Published on: 2022-09-07
Over the last few years, the pandemic has forced most of us to stay home in our own neighborhoods. New research from Michigan State University found that for some groups of people, spending time in their neighborhoods is no block party.... Read more
Published on: 2022-09-07
Even though it reaches deep into human history, hazing remains a puzzling behavior for social scientists. Why would people systematically abuse their own future allies by making them participate in extremely unpleasant group initiation practices?... Read more
Published on: 2022-09-07
A new, international analysis links belief in COVID-19 conspiracy theories to a lower tendency to support and participate in public health efforts to mitigate spread; however, people's sense of morality appears to weaken this link. Theofilos Gkinopoulos of the University of Crete, Greece, and colleagues present these findings in the... Read more
Published on: 2022-09-07
The Quattrone Center for the Fair Administration of Justice at the University of Pennsylvania Carey Law School has released a new report finding that Harris County, Texas's targeted misdemeanor bail reforms are improving public safety and keeping low-level cases out of jail.... Read more
Published on: 2022-09-07
In the 1990s, changes in violent crime rates, social and political unrest directed at law enforcement, and technological innovations set the stage for major changes in administering criminal justice. Several innovative approaches to policing were tested, seeking to take tougher, smarter, more focused approaches to gun violence, gang crime, open... Read more
Published on: 2022-09-07
Pregnant women continue to be sacked, demoted and discriminated against in the workplace despite laws designed to protect them, Monash University research shows.... Read more
Published on: 2022-09-07
A 'network state' is ideologically aligned but geographically decentralized. The people are spread around the world in clusters of varying size, but their hearts are in one place.... Read more
Published on: 2022-09-07
Hundreds of young children in the United States are expelled or suspended daily from child care and preschool classrooms at a rate nearly three times that of kindergarten through 12th-grade students.... Read more
Published on: 2022-09-07
Early childhood is a critical period for language development. For children with complex communication needs, support and training during this period of life can be essential for the development of effective communication skills.
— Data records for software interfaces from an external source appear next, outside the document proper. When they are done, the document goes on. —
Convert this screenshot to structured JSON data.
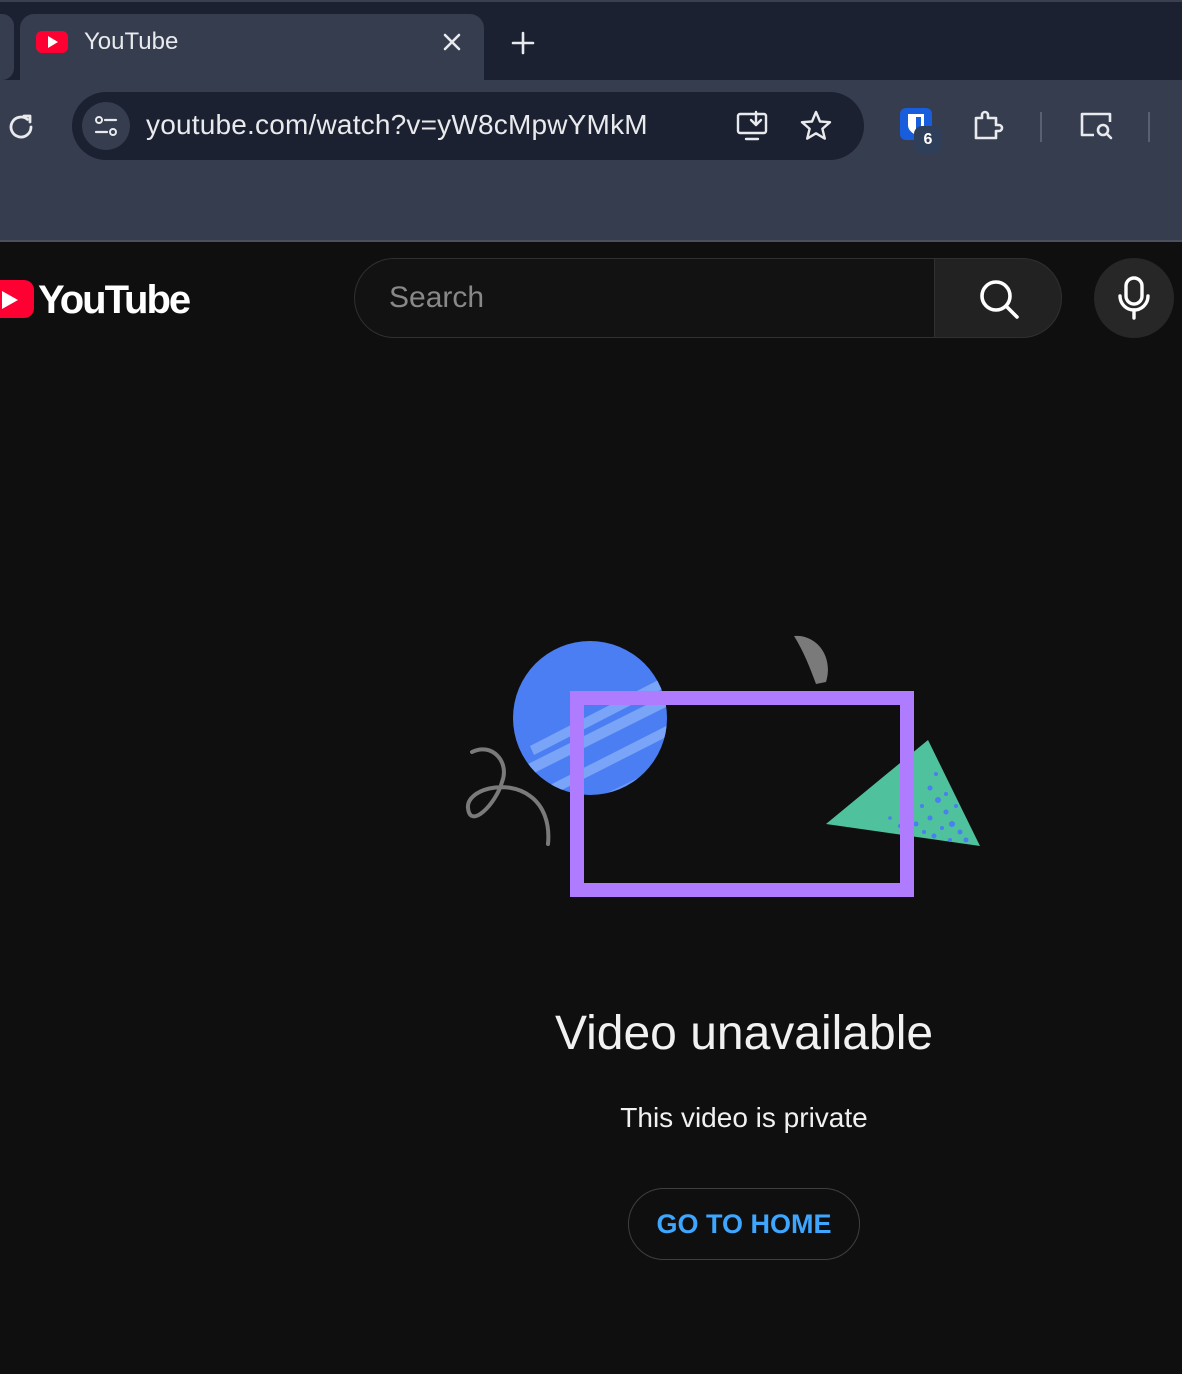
{
  "browser": {
    "tab": {
      "title": "YouTube",
      "favicon": "youtube-favicon"
    },
    "address_bar": {
      "url": "youtube.com/watch?v=yW8cMpwYMkM"
    },
    "extensions": {
      "bitwarden_badge": "6"
    },
    "icons": [
      "reload-icon",
      "site-info-icon",
      "install-app-icon",
      "bookmark-star-icon",
      "bitwarden-icon",
      "extensions-puzzle-icon",
      "search-tab-icon",
      "close-icon",
      "new-tab-icon"
    ]
  },
  "youtube": {
    "logo_text": "YouTube",
    "search": {
      "placeholder": "Search"
    },
    "icons": [
      "search-icon",
      "microphone-icon"
    ]
  },
  "error": {
    "title": "Video unavailable",
    "message": "This video is private",
    "home_button": "GO TO HOME"
  },
  "colors": {
    "background": "#0f0f0f",
    "youtube_red": "#ff0033",
    "link_blue": "#3ea6ff",
    "frame_purple": "#b07cff",
    "circle_blue": "#4a7ef2",
    "triangle_teal": "#4fc19c"
  }
}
Unfortunately, the services that children need may not be available to everyone equally. New research led by... Read more
Published on: 2022-09-07
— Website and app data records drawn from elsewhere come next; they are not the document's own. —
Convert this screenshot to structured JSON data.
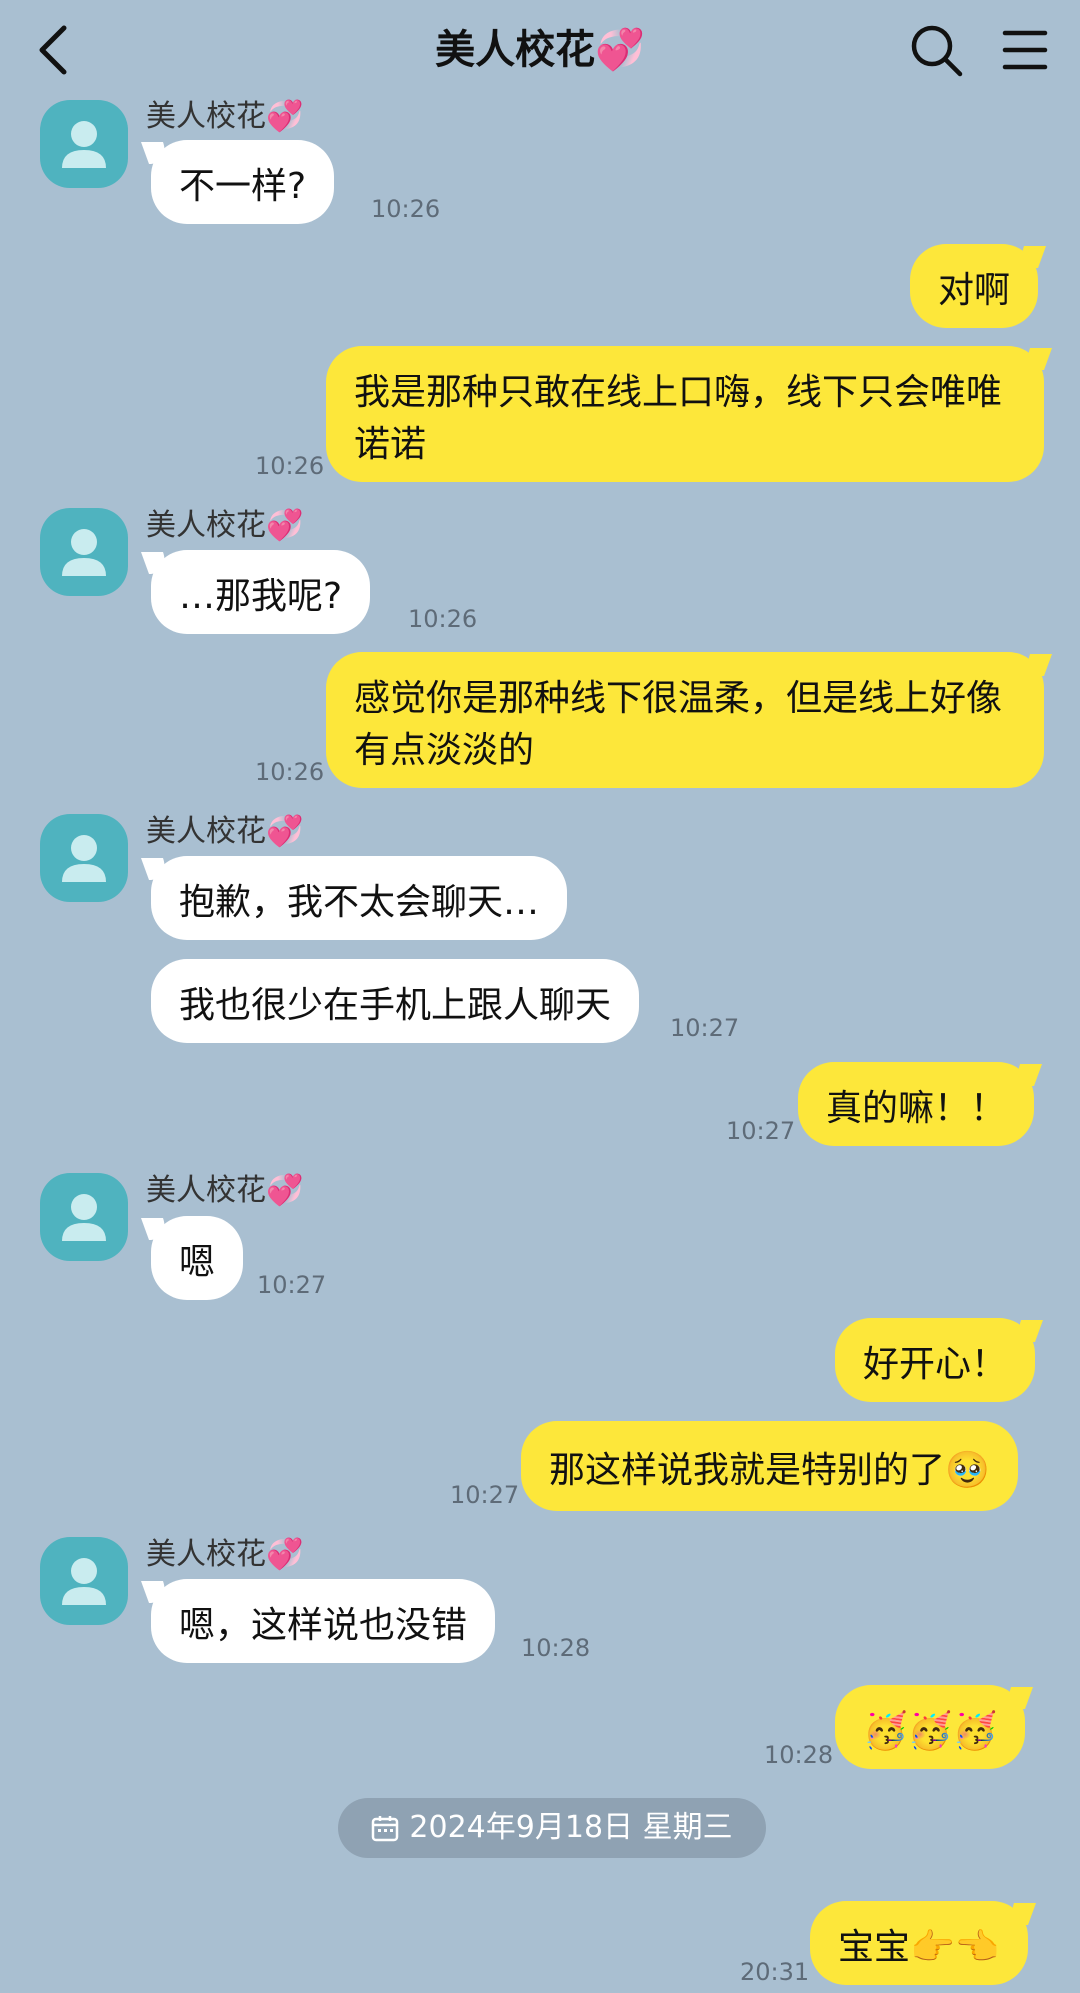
{
  "header": {
    "title": "美人校花💞",
    "back_icon": "chevron-left-icon",
    "search_icon": "search-icon",
    "menu_icon": "menu-icon"
  },
  "colors": {
    "background": "#a9bfd1",
    "incoming_bubble": "#ffffff",
    "outgoing_bubble": "#fde73a",
    "avatar": "#4fb3bf",
    "date_pill": "#8fa2b3"
  },
  "contact_name": "美人校花💞",
  "messages": [
    {
      "from": "them",
      "text": "不一样?",
      "time": "10:26"
    },
    {
      "from": "me",
      "text": "对啊",
      "time": ""
    },
    {
      "from": "me",
      "text": "我是那种只敢在线上口嗨，线下只会唯唯诺诺",
      "time": "10:26"
    },
    {
      "from": "them",
      "text": "…那我呢?",
      "time": "10:26"
    },
    {
      "from": "me",
      "text": "感觉你是那种线下很温柔，但是线上好像有点淡淡的",
      "time": "10:26"
    },
    {
      "from": "them",
      "text": "抱歉，我不太会聊天…",
      "time": ""
    },
    {
      "from": "them",
      "text": "我也很少在手机上跟人聊天",
      "time": "10:27"
    },
    {
      "from": "me",
      "text": "真的嘛！！",
      "time": "10:27"
    },
    {
      "from": "them",
      "text": "嗯",
      "time": "10:27"
    },
    {
      "from": "me",
      "text": "好开心！",
      "time": ""
    },
    {
      "from": "me",
      "text": "那这样说我就是特别的了🥹",
      "time": "10:27"
    },
    {
      "from": "them",
      "text": "嗯，这样说也没错",
      "time": "10:28"
    },
    {
      "from": "me",
      "text": "🥳🥳🥳",
      "time": "10:28"
    },
    {
      "from": "me",
      "text": "宝宝👉👈",
      "time": "20:31"
    }
  ],
  "date_separator": {
    "icon": "calendar-icon",
    "text": "2024年9月18日 星期三"
  }
}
For many young people, retirement is a blip on the radar, if not a total unknown. This is particularly true during our cost of living crisis, when investing and contributing more to your pension might fall down the priority list behind paying rent.... Read more
Published on: 2022-09-07
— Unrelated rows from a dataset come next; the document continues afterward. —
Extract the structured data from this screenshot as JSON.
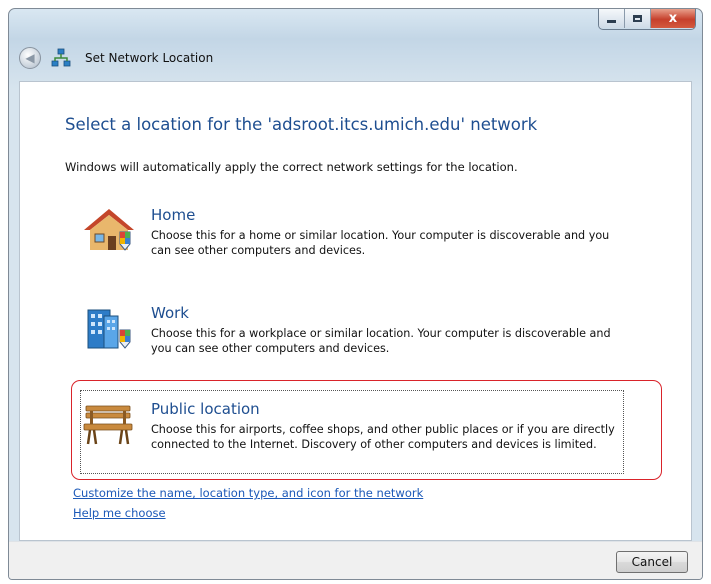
{
  "window": {
    "title": "Set Network Location",
    "close_symbol": "x"
  },
  "nav": {
    "back_icon": "back-arrow-icon",
    "app_icon": "network-icon"
  },
  "content": {
    "heading": "Select a location for the 'adsroot.itcs.umich.edu' network",
    "description": "Windows will automatically apply the correct network settings for the location.",
    "options": [
      {
        "title": "Home",
        "description": "Choose this for a home or similar location. Your computer is discoverable and you can see other computers and devices.",
        "icon": "house-icon"
      },
      {
        "title": "Work",
        "description": "Choose this for a workplace or similar location. Your computer is discoverable and you can see other computers and devices.",
        "icon": "office-building-icon"
      },
      {
        "title": "Public location",
        "description": "Choose this for airports, coffee shops, and other public places or if you are directly connected to the Internet. Discovery of other computers and devices is limited.",
        "icon": "park-bench-icon"
      }
    ],
    "links": {
      "customize": "Customize the name, location type, and icon for the network",
      "help": "Help me choose"
    }
  },
  "footer": {
    "cancel_label": "Cancel"
  },
  "colors": {
    "heading": "#1e4e90",
    "link": "#1c59b8",
    "highlight": "#d9232a"
  }
}
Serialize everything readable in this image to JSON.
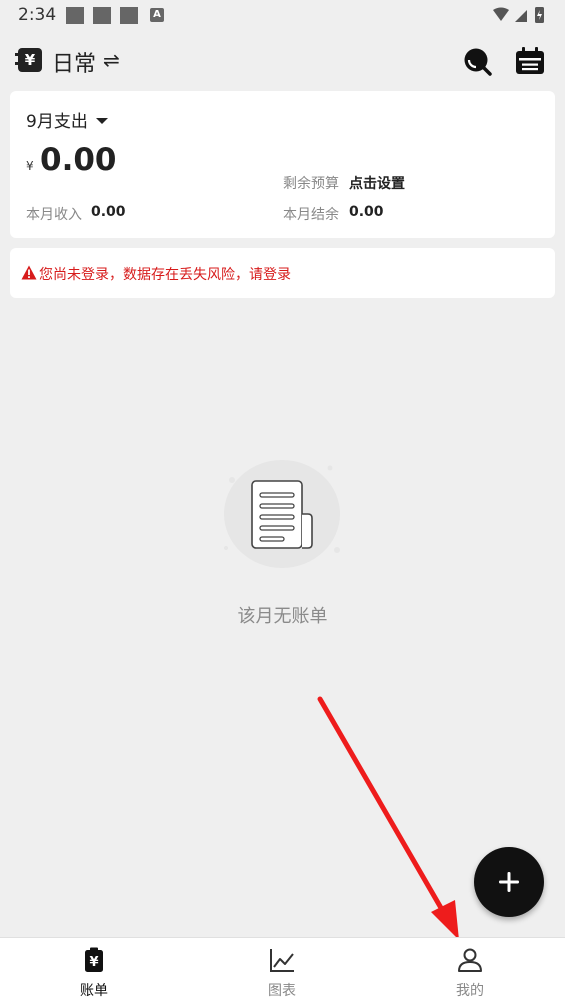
{
  "status_bar": {
    "time": "2:34",
    "notif_letter": "A"
  },
  "header": {
    "book_name": "日常",
    "book_symbol": "¥",
    "swap_symbol": "⇌"
  },
  "summary": {
    "month_label": "9月支出",
    "currency_symbol": "¥",
    "expense_amount": "0.00",
    "budget_label": "剩余预算",
    "budget_value": "点击设置",
    "income_label": "本月收入",
    "income_value": "0.00",
    "balance_label": "本月结余",
    "balance_value": "0.00"
  },
  "warning": {
    "text": "您尚未登录，数据存在丢失风险，请登录",
    "color": "#d71b1b"
  },
  "empty_state": {
    "text": "该月无账单"
  },
  "fab": {
    "icon": "plus-icon"
  },
  "bottom_nav": {
    "items": [
      {
        "label": "账单",
        "icon": "bill-icon",
        "active": true
      },
      {
        "label": "图表",
        "icon": "chart-icon",
        "active": false
      },
      {
        "label": "我的",
        "icon": "person-icon",
        "active": false
      }
    ],
    "active_color": "#111111",
    "inactive_color": "#888888"
  },
  "annotation": {
    "color": "#ee1c1c"
  }
}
Almost everyone who's moved house has a story to tell—the truck was too small, the power got cut off too soon, the cat got lost on the day. Moving house can be stressful, but the better prepared you are, the higher the chances you'll enjoy the result.... Read more
Published on: 2022-09-07
When children develop the ability to understand language, as well as speak and communicate, this helps them interact with others and learn about their world. Research shows that children's early language skills have a long reach in affecting later life outcomes.... Read more
Published on: 2022-09-07
When people talk about poverty in the United States, most talk about income. But income is just half of the story, says Christina Gibson-Davis, a professor of public policy and sociology at Duke's Sanford School of Public Policy and an affiliate of Center for Child and Family Policy.... Read more
Published on: 2022-09-06
A new study suggests that when deciding whether to believe in a conspiracy theory or not, the brain weighs up information from our own direct experience, what the media tells us, the expected cost or reward to us in believing the theory, and our prior views. The study is published... Read more
Published on: 2022-09-06